*The problem*
Your answer should consist of the lines holding "price", copied from the material below.

*Raw data*
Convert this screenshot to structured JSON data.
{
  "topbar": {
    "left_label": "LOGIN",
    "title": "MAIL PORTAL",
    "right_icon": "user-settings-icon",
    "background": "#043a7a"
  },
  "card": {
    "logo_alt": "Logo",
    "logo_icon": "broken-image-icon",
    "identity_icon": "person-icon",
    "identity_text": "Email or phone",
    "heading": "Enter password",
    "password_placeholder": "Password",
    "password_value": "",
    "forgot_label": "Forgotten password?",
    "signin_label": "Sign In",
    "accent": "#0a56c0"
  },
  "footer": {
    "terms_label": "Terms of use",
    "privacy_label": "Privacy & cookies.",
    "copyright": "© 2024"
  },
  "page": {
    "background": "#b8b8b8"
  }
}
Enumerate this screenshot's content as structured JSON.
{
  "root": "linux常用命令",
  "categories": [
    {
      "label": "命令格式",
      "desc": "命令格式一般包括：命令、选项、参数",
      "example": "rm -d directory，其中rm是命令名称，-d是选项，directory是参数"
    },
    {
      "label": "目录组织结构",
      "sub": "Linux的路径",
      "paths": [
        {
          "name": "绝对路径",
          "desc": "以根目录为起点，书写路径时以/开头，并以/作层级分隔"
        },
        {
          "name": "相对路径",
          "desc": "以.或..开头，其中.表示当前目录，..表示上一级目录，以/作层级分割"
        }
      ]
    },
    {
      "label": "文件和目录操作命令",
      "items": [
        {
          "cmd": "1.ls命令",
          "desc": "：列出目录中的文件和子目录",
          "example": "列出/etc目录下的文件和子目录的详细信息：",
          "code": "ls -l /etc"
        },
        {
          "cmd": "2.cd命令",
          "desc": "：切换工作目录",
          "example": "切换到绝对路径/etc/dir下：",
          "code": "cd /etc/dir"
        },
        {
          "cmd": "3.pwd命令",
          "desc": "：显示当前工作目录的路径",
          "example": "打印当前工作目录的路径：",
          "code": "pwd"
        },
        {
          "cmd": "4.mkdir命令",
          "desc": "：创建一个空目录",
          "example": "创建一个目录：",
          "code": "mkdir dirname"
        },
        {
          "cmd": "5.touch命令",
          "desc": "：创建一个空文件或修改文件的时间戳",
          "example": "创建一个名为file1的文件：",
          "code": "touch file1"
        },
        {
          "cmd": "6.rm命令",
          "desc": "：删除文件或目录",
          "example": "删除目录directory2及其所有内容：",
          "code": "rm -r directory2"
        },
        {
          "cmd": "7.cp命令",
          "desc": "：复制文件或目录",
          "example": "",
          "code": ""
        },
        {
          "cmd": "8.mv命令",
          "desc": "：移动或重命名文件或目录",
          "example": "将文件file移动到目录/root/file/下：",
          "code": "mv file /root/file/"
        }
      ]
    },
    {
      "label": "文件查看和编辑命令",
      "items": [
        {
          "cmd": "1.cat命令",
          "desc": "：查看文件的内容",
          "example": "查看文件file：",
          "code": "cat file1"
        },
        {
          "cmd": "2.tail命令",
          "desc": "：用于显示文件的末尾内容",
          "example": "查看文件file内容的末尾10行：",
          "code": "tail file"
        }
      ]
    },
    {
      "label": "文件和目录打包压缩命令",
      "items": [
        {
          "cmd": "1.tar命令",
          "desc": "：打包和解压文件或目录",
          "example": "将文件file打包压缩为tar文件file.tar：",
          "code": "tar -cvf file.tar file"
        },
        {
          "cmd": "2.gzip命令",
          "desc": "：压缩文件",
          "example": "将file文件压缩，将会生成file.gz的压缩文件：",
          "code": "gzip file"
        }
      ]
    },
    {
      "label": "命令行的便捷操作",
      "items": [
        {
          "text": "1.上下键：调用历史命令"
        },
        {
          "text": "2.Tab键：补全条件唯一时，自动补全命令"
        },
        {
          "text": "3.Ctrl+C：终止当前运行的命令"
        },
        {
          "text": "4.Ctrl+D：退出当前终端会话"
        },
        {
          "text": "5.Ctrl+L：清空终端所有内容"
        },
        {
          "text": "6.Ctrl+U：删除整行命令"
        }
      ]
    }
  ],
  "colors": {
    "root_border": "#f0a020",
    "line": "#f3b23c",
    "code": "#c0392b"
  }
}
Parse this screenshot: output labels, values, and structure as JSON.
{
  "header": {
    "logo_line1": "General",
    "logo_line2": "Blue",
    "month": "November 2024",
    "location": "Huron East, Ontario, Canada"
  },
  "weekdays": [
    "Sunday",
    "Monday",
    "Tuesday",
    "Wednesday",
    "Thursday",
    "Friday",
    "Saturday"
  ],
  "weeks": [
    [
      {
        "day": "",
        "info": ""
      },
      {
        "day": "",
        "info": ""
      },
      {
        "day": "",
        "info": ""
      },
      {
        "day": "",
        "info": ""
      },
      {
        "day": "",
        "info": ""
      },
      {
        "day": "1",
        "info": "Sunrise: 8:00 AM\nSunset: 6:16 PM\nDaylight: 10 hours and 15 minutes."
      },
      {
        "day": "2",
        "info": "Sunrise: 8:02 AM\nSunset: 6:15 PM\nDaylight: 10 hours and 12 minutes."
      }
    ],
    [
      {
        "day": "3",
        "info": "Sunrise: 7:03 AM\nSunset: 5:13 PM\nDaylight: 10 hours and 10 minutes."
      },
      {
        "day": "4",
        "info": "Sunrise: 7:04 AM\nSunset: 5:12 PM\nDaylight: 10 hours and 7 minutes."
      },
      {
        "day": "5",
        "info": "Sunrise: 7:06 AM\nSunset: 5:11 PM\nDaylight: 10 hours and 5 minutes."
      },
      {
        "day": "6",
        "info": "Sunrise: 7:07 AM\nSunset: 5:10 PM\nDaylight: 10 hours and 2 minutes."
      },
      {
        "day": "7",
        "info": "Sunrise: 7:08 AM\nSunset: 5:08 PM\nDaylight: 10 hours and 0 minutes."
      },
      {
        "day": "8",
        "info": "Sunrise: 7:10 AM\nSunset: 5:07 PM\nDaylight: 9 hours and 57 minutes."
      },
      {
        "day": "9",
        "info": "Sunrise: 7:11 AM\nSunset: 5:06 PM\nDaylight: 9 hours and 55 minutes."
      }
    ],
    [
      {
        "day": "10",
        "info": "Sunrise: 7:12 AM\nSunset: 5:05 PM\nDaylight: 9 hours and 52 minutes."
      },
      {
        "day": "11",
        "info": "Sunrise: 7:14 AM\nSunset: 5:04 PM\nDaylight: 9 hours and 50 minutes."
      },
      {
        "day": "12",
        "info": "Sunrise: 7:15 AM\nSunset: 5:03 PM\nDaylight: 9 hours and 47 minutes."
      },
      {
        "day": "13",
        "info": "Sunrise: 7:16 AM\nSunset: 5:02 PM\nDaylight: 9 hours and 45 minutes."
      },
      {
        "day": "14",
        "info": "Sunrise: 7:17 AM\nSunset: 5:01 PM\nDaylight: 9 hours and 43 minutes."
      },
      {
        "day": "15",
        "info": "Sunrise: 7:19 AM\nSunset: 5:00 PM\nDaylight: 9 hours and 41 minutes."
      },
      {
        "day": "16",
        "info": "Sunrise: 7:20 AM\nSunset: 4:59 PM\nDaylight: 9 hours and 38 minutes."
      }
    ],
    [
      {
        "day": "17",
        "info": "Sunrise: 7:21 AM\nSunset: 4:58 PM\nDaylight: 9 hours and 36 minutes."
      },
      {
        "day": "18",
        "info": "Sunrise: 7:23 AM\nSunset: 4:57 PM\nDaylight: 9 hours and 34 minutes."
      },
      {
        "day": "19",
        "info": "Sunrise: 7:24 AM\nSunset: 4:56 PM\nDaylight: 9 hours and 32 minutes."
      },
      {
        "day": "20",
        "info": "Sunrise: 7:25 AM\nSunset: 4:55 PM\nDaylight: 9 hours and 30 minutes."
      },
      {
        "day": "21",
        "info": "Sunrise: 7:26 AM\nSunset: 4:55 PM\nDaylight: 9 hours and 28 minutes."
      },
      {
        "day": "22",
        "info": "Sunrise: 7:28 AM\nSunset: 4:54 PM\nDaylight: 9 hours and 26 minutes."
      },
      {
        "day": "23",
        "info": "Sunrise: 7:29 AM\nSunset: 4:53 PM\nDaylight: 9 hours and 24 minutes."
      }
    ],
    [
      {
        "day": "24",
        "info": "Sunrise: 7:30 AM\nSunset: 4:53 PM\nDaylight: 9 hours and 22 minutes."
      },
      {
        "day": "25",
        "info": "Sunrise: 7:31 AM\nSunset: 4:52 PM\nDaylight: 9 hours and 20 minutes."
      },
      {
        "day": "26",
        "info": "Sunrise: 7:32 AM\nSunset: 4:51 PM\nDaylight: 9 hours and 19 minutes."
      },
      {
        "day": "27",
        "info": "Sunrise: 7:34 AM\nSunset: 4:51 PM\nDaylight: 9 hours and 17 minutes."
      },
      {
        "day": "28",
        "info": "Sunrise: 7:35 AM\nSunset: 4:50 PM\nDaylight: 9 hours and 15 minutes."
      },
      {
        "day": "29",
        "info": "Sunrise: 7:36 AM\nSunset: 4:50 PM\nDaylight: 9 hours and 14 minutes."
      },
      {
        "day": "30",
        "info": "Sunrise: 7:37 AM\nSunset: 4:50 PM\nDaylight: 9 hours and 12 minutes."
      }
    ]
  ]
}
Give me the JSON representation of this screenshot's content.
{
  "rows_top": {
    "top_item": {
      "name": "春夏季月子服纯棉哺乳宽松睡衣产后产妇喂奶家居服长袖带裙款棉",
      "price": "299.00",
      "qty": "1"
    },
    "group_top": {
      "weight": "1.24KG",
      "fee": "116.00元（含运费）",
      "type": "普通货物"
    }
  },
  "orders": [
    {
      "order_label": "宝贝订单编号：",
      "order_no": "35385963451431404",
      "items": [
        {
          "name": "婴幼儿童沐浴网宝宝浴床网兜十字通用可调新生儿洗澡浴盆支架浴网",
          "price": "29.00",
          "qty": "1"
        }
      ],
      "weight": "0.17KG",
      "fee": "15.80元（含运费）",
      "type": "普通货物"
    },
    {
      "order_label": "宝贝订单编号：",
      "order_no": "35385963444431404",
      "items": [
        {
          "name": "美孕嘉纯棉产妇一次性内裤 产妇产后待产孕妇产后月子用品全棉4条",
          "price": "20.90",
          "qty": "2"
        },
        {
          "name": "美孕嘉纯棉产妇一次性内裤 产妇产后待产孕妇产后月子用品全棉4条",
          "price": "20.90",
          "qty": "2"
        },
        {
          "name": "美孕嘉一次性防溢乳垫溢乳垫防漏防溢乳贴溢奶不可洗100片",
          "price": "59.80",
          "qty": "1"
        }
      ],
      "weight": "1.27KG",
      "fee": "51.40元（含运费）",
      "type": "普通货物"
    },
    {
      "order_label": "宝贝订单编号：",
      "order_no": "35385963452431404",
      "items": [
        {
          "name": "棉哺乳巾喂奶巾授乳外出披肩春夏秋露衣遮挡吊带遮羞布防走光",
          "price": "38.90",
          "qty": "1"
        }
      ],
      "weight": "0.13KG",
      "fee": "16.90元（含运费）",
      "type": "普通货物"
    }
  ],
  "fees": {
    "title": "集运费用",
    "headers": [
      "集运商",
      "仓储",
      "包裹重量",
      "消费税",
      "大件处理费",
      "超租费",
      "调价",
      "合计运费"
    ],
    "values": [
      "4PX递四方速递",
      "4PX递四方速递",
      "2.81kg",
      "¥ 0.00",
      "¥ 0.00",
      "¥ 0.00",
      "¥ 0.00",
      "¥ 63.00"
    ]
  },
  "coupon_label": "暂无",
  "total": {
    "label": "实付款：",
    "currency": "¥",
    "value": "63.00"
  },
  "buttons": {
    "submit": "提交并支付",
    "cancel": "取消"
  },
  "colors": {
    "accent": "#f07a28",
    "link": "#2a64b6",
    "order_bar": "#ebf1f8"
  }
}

*Your solution*
      "price": "299.00",
          "price": "29.00",
          "price": "20.90",
          "price": "20.90",
          "price": "59.80",
          "price": "38.90",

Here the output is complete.